» Task prompt
The required result is every line of the records that includes "image".

Component data from apps and pages:
+++
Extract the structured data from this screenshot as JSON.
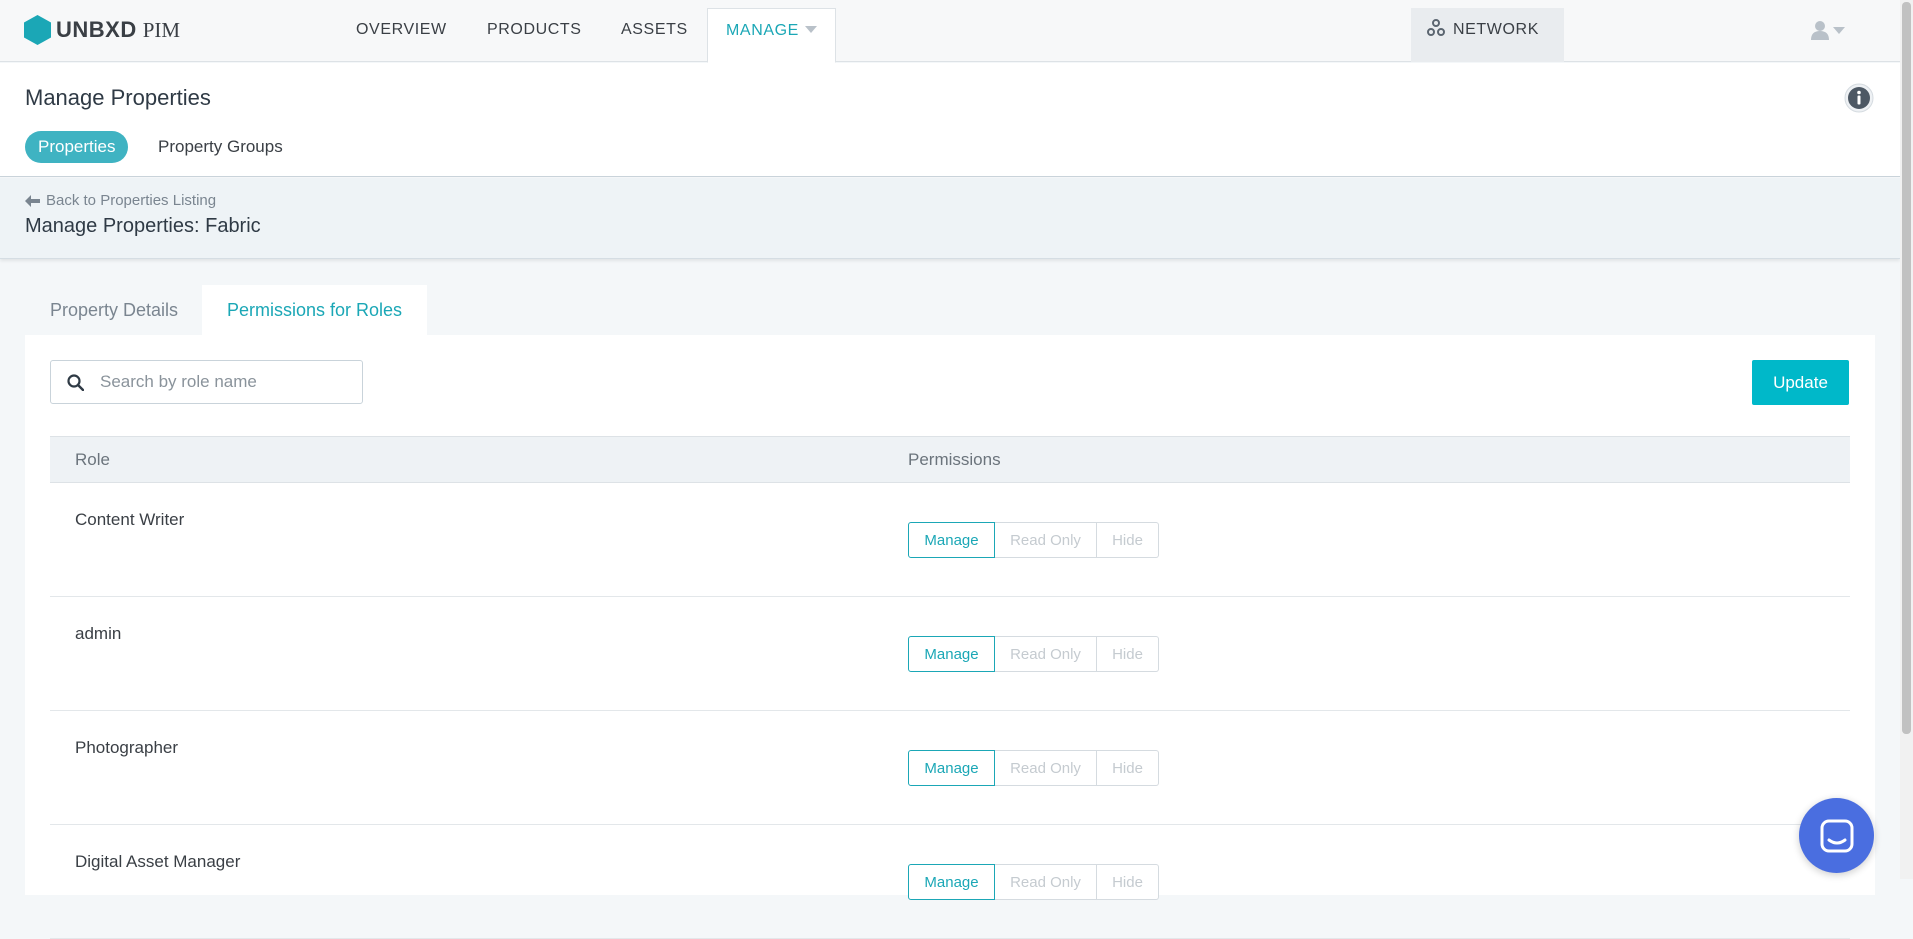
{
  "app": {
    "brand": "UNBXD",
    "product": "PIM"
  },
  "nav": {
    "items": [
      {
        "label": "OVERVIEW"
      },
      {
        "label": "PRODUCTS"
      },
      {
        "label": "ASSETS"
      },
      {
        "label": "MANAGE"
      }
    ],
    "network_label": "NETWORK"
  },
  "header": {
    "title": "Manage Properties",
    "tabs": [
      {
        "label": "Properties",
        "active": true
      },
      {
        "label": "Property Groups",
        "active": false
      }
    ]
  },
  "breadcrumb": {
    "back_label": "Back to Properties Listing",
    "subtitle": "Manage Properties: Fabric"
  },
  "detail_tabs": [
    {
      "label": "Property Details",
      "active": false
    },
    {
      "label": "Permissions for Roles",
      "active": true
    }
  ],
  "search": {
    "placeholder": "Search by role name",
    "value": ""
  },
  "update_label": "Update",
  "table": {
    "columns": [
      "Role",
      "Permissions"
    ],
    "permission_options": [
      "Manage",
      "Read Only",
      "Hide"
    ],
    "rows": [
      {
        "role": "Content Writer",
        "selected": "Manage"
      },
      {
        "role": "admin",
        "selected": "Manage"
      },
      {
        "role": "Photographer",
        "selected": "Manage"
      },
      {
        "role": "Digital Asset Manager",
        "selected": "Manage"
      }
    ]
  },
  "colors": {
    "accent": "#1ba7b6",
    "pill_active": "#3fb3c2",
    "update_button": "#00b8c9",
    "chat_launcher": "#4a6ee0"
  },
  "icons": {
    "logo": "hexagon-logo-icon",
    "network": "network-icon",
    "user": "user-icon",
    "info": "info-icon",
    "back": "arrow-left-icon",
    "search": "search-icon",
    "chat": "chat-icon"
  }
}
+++
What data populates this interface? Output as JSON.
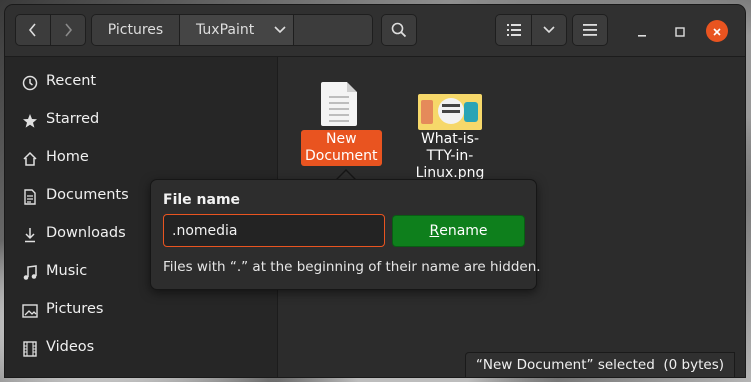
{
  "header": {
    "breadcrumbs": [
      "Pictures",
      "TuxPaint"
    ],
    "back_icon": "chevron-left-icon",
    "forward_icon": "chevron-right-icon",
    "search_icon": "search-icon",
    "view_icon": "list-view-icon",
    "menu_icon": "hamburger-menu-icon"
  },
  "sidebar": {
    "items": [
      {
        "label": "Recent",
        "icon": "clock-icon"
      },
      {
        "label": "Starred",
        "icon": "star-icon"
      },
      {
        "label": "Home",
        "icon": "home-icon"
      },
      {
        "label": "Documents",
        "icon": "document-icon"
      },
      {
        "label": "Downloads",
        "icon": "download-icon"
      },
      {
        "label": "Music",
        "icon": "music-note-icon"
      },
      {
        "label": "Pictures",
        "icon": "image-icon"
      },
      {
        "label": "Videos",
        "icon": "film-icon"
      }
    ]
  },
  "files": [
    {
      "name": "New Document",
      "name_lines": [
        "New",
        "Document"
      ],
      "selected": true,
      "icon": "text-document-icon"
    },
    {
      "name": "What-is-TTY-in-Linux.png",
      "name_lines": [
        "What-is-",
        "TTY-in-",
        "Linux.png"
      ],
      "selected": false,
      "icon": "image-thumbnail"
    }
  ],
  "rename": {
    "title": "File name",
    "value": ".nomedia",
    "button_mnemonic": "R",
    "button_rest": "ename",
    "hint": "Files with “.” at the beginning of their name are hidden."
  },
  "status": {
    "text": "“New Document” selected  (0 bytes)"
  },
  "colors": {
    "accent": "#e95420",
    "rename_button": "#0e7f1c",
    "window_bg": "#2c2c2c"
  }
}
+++
» Response box
        "icon": "image-icon"
      "icon": "image-thumbnail"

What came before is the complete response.